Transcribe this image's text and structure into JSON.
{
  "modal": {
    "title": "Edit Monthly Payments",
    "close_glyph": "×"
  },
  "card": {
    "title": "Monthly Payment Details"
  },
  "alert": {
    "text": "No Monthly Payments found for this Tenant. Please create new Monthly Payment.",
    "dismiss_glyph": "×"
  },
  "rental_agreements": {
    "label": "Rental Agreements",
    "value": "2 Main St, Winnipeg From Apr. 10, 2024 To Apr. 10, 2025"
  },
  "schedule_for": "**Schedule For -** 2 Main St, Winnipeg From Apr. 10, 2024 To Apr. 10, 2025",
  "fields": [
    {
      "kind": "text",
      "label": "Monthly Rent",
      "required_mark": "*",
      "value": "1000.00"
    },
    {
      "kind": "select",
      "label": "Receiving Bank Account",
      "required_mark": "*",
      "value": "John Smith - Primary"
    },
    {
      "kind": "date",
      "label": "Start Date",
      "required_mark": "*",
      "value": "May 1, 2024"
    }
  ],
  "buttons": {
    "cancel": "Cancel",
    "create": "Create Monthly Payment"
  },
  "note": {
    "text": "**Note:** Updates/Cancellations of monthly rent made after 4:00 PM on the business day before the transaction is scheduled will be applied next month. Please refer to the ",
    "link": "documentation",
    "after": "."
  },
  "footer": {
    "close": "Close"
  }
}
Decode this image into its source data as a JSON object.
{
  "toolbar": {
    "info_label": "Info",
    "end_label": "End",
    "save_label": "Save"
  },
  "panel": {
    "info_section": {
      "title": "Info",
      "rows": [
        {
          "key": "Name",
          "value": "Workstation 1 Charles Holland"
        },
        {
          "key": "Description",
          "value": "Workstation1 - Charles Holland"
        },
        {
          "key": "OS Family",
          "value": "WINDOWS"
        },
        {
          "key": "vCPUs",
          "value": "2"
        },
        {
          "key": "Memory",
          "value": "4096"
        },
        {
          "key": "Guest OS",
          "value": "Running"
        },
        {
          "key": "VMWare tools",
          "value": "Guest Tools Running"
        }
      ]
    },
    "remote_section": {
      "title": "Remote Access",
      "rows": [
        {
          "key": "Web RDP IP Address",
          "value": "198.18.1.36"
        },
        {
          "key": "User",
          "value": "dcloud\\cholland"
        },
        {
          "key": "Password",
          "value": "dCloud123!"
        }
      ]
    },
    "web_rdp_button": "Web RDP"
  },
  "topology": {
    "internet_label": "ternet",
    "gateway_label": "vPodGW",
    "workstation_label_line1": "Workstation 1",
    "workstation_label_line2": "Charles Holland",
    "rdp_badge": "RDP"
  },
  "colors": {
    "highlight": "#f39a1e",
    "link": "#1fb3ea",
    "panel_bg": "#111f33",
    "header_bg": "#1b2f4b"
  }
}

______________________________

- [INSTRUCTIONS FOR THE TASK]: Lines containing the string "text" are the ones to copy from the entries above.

- [FINISHED EXERCISE]:
Transcribe this image's text and structure into JSON.
    "text": "No Monthly Payments found for this Tenant. Please create new Monthly Payment.",
      "kind": "text",
    "text": "**Note:** Updates/Cancellations of monthly rent made after 4:00 PM on the business day before the transaction is scheduled will be applied next month. Please refer to the ",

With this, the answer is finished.